So in this case, start with a narrow search for exactly what you want. “Irregular Choice Cookies for Santa size 39”. This will show you any exact matches. If nothing comes up, widen your search. A search for “Irregular Choice size 40” (without the name of the shoe’s style) would give you a long set of results to trawl through, but it means you’ll catch all the shoes which have been correctly listed as Irregular Choice under your EU shoe size. IC shoes are sold in EU sizes so this is the most logical second search. Then, if that shows nothing, change the term to “Irregular Choice size 6”, which is the UK size closest to a 39.
Lastly, if you still can’t find them, try describing them by their most distinctive feature. “Cake heel shoes” might give you something.

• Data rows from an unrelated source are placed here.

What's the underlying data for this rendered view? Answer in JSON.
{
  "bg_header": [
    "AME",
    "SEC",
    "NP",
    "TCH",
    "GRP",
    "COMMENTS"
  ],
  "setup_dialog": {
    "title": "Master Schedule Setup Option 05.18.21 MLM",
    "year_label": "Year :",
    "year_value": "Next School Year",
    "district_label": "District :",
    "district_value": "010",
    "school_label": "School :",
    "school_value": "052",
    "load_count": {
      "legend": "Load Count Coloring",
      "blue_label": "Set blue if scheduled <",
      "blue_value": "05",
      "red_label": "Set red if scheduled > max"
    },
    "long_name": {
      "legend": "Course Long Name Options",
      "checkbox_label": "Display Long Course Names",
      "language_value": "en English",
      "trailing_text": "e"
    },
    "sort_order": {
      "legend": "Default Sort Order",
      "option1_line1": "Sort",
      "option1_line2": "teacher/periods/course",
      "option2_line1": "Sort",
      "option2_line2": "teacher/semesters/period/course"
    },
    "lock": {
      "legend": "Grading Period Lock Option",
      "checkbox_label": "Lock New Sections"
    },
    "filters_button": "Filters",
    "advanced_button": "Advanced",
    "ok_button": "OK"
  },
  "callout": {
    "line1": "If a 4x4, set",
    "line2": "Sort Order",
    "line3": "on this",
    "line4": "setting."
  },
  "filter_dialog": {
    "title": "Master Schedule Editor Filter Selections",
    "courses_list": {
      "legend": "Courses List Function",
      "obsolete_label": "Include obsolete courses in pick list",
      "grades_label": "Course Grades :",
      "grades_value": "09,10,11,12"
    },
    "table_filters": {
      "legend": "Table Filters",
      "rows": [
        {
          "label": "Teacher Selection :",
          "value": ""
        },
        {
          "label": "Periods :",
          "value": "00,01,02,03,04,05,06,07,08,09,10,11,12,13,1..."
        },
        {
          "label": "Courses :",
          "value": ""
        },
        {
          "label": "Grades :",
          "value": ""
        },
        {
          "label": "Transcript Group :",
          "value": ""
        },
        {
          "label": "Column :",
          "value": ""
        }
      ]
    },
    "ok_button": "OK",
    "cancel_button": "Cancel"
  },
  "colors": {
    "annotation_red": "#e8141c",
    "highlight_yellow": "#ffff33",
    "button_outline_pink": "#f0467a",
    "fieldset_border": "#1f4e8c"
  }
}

By this point, however, you are unlikely to find anything, so the best move is to save your search and try again later or tomorrow. Using this search method, you can find pretty much anything you want, no matter how rare or unusual, on Ebay. However, it is very time-consuming.

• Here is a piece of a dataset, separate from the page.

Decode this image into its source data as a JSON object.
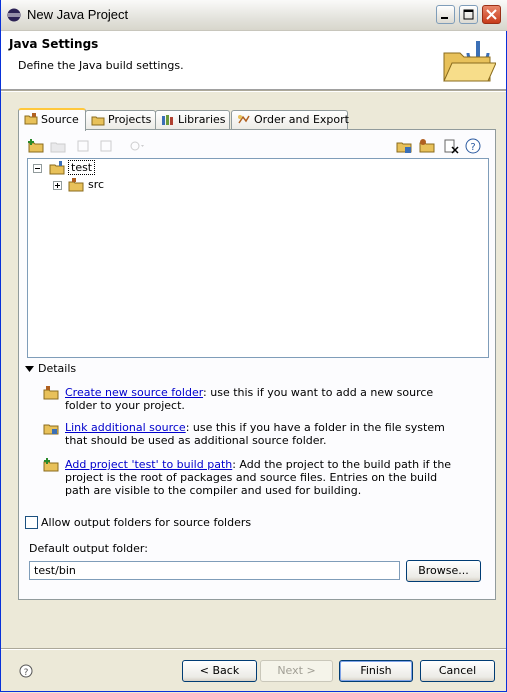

Time your searches
The vast majority of people list their items at the weekend, so Friday evening until Sunday evening is when you are most likely to find newly-listed items and items that are about to end. If you only want to spend a couple of hours on Ebay looking for something, Sunday night between 4pm and 8pm is when most items end. This all means that if you pick the right time, you will have more choice and potentially get the item for a better price. However, the flip side of this is, more people are buying on Ebay between Friday and Sunday night, so you may have to compete harder if you’re buying something at auction.
Check out the seller’s other items
If you’ve lost out or if you’re looking for a complete set of something (e.g. Teletubbies dolls), click on the seller’s username (not his feedback number) then hit “view other items” or “visit their store” and scroll through their other items for sale. They might have more varieties of the thing you’re looking for (they might have nothing). Don’t spend time doing this before you bid on a last-minute item or before grabbing a buy it now bargain, however, or you could miss out on the original item!
Always pay sellers as soon as possible so they can send you the item quickly and leave you positive feedback. Customarily, sellers should leave feedback first because your part in a transaction is over as soon as you’ve paid. I don’t waste time leaving feedback for sellers unless I’ve received feedback from them first because some sellers don’t bother and it’s annoying. If you’re always returning items or if you open Paypal disputes for stupid reasons, sellers can and will blacklist you from shopping with them in the future. Remember, there are plenty of online seller forums and groups where Ebay sellers can talk to each other, and they will share your username with each other if you’re a bad customer. You should treat Ebay sellers with the same respect you’d use in a charity shop or other face-to-face setting dealing with real people.
This is part of a series on buying ethical Christmas presents. Find the others here:
How to find ethical gifts for children and teens
Complete guide to buying designer clothes from charity shops